The man who hopes to fill President Barack Obama’s spot in the Oval Office returned to the House and Senate floors Monday night to debate the key elements of his proposed comprehensive package of gun reforms. The former vice president said there should be an assault weapons ban and universal background checks for gun buyers.
“Never again will our children live in fear of random violence. That can be a reality for our country if we come together,” he told a group of pro-gun supporters in a Democratic caucus luncheon on Capitol Hill.
Biden, who has tasked his office with finding common ground between pro-gun and pro-gun control constituencies, also came up with a plan of action during the lunch in his office. He told his Democratic allies to hold their fire from proposing new gun control measures until his gun control proposal was passed and signed into law.
“People are already criticizing me about what you should do,” he said. “The NRA should actually fall in line, because right now it is my gun control plan that is the alternative to the NRA.”
The swift return of Biden back to the Capitol calendar on Monday night didn’t go unnoticed.
House Republican Whip Steve Scalise was asked by reporters what he thought of the former vice president’s plan.
“That sounds like the same kinds of attacks that were seen on that president who had the same initiative,” Scalise said of Obama’s 2013 package of gun control measures. “It’s not what we’ve been doing. He was never able to get in the Senate.”
House Speaker Paul Ryan declined to say whether he thought Biden should focus on foreign policy or domestic matters when he is under consideration for the presidency.
“It’s a difficult thing for the president to say,” Ryan said of Biden’s endorsement of Clinton in an interview. “It’s one thing for the vice president to criticize the president. It’s another thing for him to take credit for a Democratic White House and give that.”
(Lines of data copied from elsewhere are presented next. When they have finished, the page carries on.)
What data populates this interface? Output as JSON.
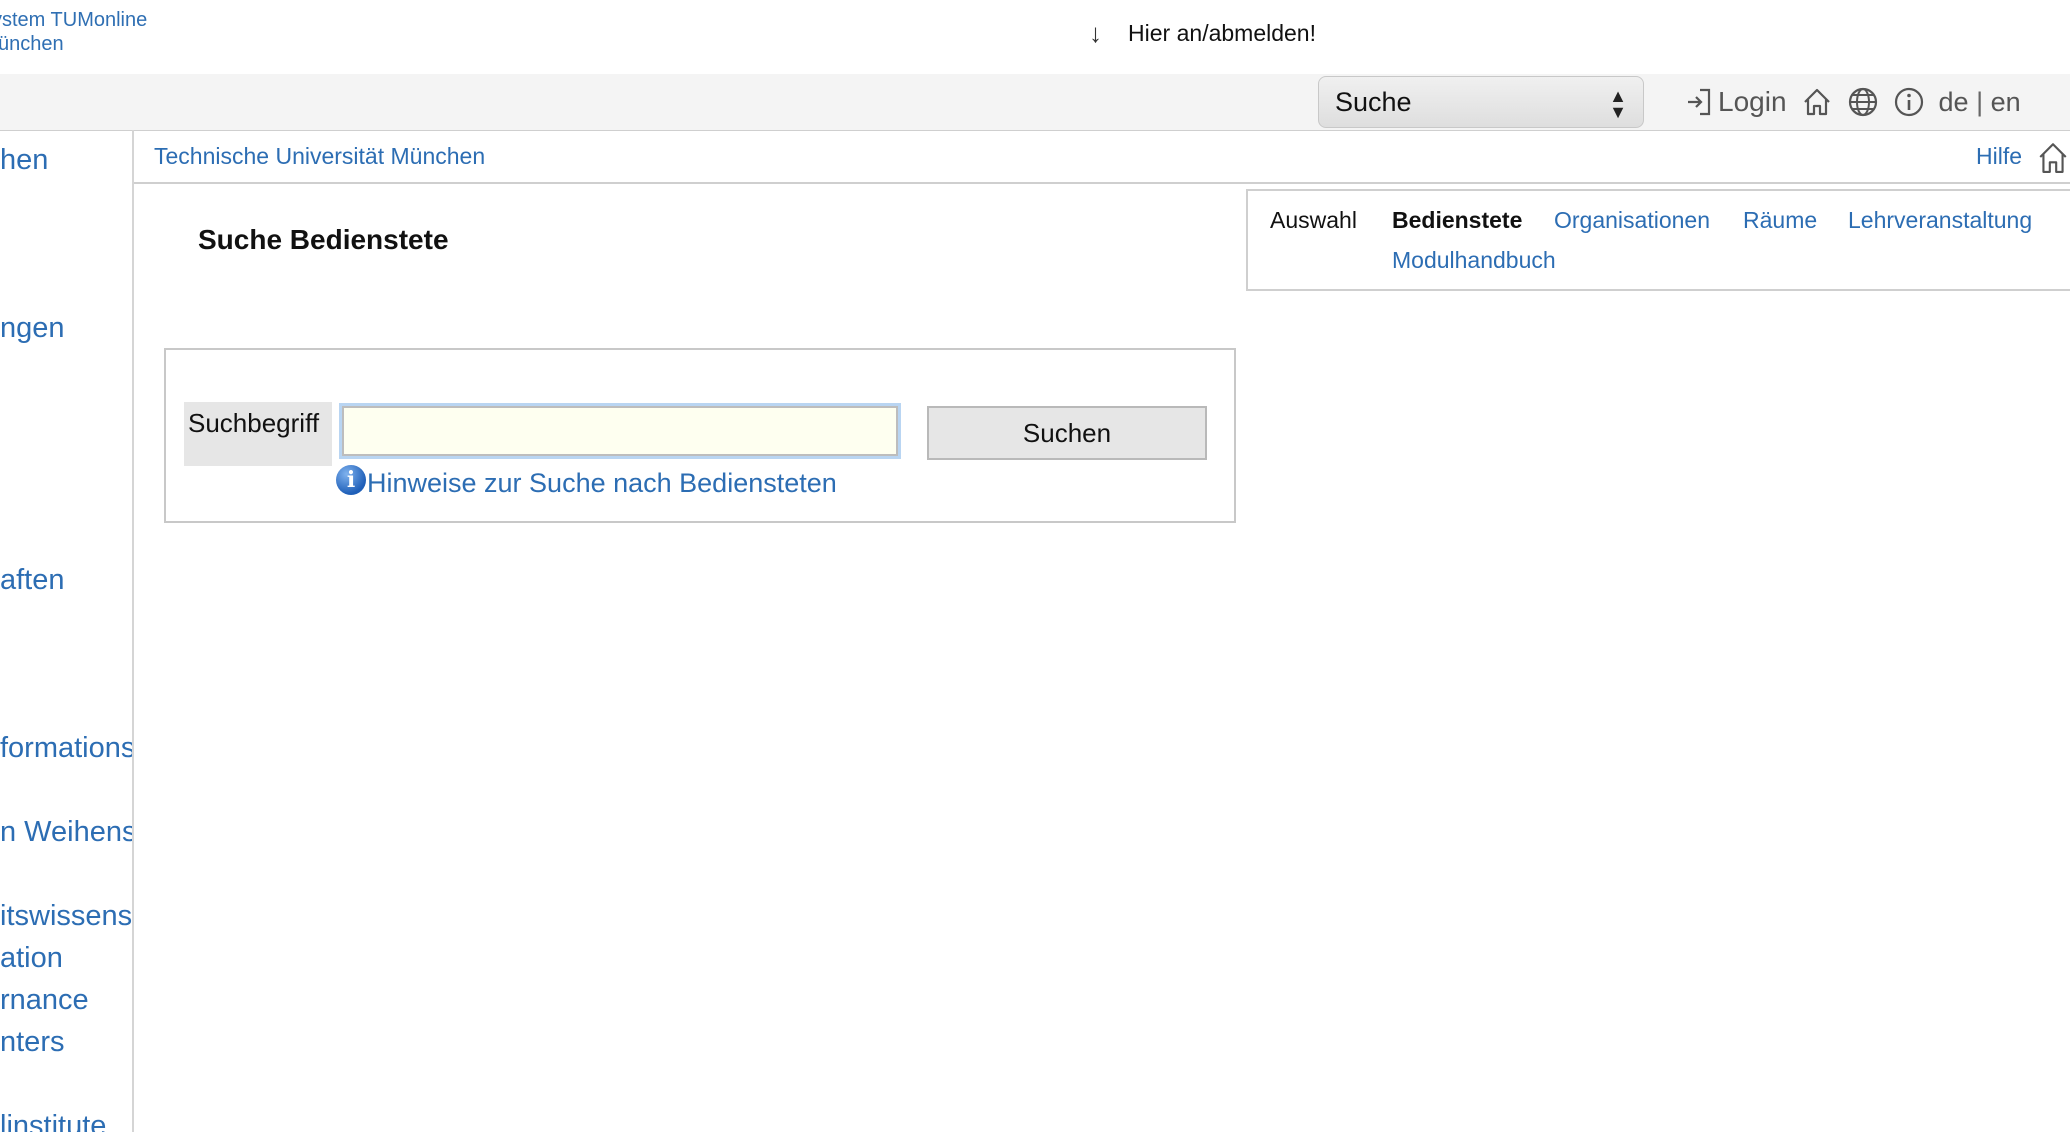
{
  "header": {
    "logo_line1": "ystem TUMonline",
    "logo_line2": "ünchen",
    "login_hint": "Hier an/abmelden!"
  },
  "utility_bar": {
    "search_select": "Suche",
    "login_label": "Login",
    "lang_de": "de",
    "lang_separator": "|",
    "lang_en": "en",
    "icons": [
      "login-icon",
      "home-icon",
      "globe-icon",
      "info-icon"
    ]
  },
  "sidebar": {
    "items": [
      "hen",
      "ngen",
      "aften",
      "formations",
      "n Weihens",
      "itswissens",
      "ation",
      "rnance",
      "nters",
      "linstitute"
    ]
  },
  "breadcrumb": {
    "organization": "Technische Universität München",
    "help": "Hilfe"
  },
  "page": {
    "title": "Suche Bedienstete"
  },
  "tabs": {
    "auswahl": "Auswahl",
    "bedienstete": "Bedienstete",
    "organisationen": "Organisationen",
    "raeume": "Räume",
    "lehrveranstaltung": "Lehrveranstaltung",
    "modulhandbuch": "Modulhandbuch"
  },
  "search_form": {
    "label": "Suchbegriff",
    "input_value": "",
    "button_label": "Suchen",
    "hint_link": "Hinweise zur Suche nach Bediensteten"
  },
  "colors": {
    "link": "#2c6db3",
    "input_background": "#fefff0",
    "focus_ring": "#b9d5f2"
  }
}
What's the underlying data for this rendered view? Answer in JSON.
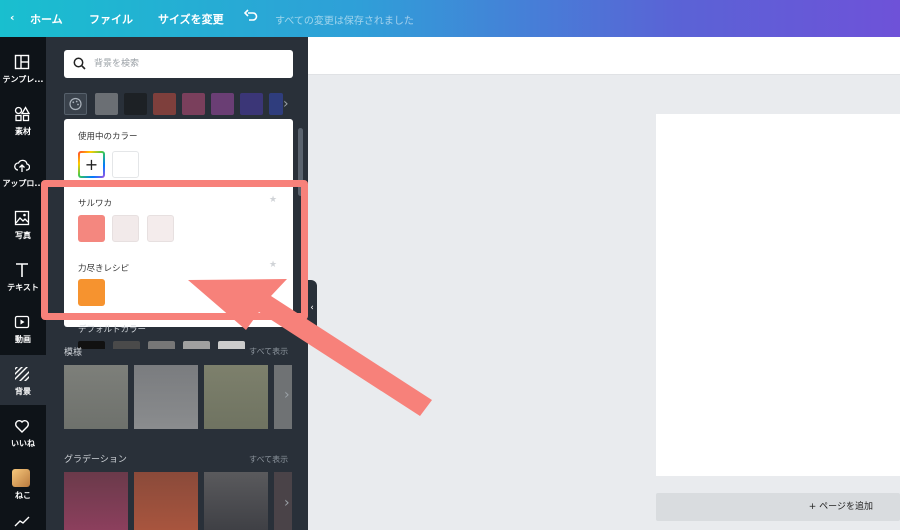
{
  "topbar": {
    "home_label": "ホーム",
    "file_label": "ファイル",
    "resize_label": "サイズを変更",
    "saved_text": "すべての変更は保存されました"
  },
  "rail": {
    "items": [
      {
        "label": "テンプレ...",
        "icon": "template-icon"
      },
      {
        "label": "素材",
        "icon": "shapes-icon"
      },
      {
        "label": "アップロ...",
        "icon": "upload-icon"
      },
      {
        "label": "写真",
        "icon": "photo-icon"
      },
      {
        "label": "テキスト",
        "icon": "text-icon"
      },
      {
        "label": "動画",
        "icon": "video-icon"
      },
      {
        "label": "背景",
        "icon": "background-icon"
      },
      {
        "label": "いいね",
        "icon": "heart-icon"
      },
      {
        "label": "ねこ",
        "icon": "avatar"
      }
    ]
  },
  "search": {
    "placeholder": "背景を検索"
  },
  "swatches": [
    "#6b6f74",
    "#1d2125",
    "#7e3f3c",
    "#7a3f5c",
    "#6a3e74",
    "#3b3677",
    "#2f3d7d"
  ],
  "colors_panel": {
    "in_use_heading": "使用中のカラー",
    "in_use_colors": [
      "#ffffff"
    ],
    "palettes": [
      {
        "name": "サルワカ",
        "colors": [
          "#f4877f",
          "#f2eaea",
          "#f4ecec"
        ]
      },
      {
        "name": "力尽きレシピ",
        "colors": [
          "#f6932f"
        ]
      }
    ],
    "default_heading": "デフォルトカラー",
    "default_colors": [
      "#111111",
      "#4a4a4a",
      "#777777",
      "#a0a0a0",
      "#cccccc"
    ]
  },
  "sections": {
    "patterns_title": "模様",
    "patterns_see_all": "すべて表示",
    "gradients_title": "グラデーション",
    "gradients_see_all": "すべて表示"
  },
  "canvas": {
    "add_page_label": "+ ページを追加"
  },
  "colors": {
    "annotation": "#f7817a",
    "panel_bg": "#293039",
    "rail_bg": "#0e1318"
  }
}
Last month, Biden’s office revealed a draft of an executive order that would expand background checks for gun buyers, potentially gun control legislation Democrats championed in 2009 and 2010, when the party controlled both chambers of Congress. The president has until September 11 to act on the proposal and ask the Supreme Court to overrule a lower court’s ruling that said Obama could not get around Congress on the issue.
Separately, the Obama administration is also looking at a possible legal challenge to further enforce its existing gun control measures. Justice Department officials have started developing an array of measures that go beyond the president’s existing executive orders, including from 2000, when the Supreme Court ruled a long ban on assault weapons was unconstitutional.